**Your goal:** Which of the lines below contain the string "this"? Copy each one.

**Material provided:**

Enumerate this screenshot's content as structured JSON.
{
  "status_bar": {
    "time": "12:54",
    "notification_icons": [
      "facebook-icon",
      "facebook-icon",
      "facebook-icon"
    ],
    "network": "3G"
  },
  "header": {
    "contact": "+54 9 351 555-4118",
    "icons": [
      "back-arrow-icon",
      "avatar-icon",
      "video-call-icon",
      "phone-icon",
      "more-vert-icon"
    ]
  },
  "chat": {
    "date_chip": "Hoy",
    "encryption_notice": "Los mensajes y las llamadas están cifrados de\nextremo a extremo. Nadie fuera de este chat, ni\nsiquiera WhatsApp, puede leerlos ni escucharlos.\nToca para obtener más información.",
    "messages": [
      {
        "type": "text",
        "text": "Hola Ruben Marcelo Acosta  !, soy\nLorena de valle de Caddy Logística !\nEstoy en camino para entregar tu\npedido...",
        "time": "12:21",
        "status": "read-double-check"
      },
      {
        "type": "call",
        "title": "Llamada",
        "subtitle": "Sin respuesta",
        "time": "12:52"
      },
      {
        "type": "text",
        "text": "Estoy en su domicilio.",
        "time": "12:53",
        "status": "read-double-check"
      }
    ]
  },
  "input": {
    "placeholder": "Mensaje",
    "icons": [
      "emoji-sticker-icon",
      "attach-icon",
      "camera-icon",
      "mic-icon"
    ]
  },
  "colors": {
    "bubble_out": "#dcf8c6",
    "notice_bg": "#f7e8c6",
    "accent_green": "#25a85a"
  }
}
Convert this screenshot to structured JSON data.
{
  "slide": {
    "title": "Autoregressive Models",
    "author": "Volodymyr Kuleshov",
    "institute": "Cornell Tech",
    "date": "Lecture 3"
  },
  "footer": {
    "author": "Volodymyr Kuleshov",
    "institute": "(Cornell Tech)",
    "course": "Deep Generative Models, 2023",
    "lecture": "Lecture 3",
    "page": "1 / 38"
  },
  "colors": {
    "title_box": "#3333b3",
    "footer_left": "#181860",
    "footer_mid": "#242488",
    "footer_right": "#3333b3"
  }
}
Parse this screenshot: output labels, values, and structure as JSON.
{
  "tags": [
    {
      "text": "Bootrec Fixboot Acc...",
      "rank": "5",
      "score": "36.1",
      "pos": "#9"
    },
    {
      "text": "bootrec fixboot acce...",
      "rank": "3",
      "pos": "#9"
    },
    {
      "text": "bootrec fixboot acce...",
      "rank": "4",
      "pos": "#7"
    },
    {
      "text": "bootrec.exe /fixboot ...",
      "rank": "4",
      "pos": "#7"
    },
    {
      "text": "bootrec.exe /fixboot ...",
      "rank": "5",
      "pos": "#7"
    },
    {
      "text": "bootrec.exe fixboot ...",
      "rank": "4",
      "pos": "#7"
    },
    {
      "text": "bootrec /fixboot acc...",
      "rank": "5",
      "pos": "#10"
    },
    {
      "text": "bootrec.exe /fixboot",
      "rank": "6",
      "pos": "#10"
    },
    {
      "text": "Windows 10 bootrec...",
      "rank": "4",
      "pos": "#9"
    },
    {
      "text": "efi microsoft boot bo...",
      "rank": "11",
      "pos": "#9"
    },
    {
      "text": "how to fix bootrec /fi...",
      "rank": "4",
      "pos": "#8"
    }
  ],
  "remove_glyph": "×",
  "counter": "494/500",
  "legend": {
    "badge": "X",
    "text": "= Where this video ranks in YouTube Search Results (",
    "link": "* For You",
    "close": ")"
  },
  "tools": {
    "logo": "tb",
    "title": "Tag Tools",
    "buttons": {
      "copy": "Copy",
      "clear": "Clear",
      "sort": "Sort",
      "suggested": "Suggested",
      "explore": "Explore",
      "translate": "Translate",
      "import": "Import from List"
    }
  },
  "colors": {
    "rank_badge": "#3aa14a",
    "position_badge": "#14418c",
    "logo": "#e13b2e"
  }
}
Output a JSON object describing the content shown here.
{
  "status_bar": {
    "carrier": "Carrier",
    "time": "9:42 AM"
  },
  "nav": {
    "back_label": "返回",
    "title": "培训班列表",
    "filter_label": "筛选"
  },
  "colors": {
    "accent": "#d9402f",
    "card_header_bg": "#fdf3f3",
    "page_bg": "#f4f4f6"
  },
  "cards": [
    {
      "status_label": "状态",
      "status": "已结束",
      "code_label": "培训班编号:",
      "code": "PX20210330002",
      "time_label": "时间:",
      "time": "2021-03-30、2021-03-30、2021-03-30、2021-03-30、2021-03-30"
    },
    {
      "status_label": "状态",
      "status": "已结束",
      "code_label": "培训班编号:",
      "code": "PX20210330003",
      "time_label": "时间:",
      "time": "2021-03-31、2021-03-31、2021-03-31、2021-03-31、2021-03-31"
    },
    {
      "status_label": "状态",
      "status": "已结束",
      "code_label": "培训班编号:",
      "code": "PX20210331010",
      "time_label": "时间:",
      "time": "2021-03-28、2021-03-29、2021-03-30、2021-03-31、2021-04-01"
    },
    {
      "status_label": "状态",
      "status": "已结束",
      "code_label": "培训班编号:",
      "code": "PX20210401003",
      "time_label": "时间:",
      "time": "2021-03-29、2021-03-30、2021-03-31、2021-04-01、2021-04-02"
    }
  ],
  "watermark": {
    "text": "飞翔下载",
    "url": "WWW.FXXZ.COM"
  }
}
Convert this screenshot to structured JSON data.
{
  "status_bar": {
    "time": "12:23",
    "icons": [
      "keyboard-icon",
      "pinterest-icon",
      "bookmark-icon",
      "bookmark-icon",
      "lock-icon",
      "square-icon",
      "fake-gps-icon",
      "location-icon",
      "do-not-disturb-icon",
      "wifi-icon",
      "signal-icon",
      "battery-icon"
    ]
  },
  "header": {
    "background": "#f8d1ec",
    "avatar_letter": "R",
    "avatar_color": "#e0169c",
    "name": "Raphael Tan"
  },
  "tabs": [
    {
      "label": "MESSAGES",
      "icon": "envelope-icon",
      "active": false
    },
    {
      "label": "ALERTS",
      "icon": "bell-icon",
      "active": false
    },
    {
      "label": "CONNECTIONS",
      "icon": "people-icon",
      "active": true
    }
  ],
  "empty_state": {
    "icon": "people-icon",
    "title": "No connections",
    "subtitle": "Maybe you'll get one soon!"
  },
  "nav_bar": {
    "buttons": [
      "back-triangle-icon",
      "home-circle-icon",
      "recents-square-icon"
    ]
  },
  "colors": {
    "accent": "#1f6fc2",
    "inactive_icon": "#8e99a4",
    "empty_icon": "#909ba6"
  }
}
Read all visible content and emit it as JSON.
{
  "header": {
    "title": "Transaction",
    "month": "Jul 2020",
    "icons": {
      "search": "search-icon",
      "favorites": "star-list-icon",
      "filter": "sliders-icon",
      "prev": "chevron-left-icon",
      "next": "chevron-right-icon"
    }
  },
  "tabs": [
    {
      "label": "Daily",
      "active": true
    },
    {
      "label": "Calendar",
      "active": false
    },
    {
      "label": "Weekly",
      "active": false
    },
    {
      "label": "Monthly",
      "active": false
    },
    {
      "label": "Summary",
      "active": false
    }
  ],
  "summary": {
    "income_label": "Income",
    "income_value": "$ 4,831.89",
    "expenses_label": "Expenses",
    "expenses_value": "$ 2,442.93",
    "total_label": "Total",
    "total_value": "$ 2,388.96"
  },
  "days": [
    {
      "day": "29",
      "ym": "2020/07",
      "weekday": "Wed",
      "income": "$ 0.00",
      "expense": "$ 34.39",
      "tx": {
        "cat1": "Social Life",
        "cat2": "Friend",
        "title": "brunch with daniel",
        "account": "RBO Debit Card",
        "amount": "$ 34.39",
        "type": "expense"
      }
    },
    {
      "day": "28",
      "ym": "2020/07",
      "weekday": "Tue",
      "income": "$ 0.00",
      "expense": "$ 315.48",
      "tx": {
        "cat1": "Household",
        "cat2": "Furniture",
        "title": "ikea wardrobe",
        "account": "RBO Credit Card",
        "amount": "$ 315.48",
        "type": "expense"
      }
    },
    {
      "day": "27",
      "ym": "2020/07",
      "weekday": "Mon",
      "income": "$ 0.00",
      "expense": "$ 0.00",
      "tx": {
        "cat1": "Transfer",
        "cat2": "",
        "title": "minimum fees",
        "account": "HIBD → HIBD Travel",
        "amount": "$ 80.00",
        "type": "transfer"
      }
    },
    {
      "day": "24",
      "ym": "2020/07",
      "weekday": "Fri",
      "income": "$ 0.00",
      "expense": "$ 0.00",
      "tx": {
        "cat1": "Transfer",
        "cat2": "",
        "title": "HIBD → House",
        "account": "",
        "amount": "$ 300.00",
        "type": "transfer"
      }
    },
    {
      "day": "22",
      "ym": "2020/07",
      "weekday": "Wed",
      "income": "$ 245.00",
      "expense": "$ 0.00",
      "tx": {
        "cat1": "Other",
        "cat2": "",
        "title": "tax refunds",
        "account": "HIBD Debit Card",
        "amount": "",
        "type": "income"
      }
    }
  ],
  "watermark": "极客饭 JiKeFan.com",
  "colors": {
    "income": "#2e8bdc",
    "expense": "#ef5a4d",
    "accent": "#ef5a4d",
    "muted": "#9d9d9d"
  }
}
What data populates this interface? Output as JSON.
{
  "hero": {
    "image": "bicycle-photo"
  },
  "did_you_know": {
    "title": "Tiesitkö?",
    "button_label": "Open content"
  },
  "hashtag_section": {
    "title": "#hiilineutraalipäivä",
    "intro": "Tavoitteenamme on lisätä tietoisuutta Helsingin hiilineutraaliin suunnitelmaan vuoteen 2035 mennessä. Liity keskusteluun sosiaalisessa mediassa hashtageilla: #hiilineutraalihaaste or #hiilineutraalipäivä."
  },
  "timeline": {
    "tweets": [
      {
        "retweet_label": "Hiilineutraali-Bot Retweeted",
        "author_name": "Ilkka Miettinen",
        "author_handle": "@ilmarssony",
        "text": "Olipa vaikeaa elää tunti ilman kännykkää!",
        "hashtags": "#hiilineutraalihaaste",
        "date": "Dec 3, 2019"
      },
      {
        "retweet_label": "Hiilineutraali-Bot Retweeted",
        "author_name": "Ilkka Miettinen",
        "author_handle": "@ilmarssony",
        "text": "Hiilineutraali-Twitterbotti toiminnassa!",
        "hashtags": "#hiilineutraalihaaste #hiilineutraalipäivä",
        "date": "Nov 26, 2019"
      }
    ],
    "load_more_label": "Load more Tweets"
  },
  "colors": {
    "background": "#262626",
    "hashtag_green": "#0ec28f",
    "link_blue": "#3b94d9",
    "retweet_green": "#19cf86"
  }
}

**Answer area:**
Enumerate this screenshot's content as structured JSON.
Convert this screenshot to structured JSON data.
Parse this screenshot: output labels, values, and structure as JSON.
    "text": "= Where this video ranks in YouTube Search Results (",
Convert this screenshot to structured JSON data.
What data populates this interface? Output as JSON.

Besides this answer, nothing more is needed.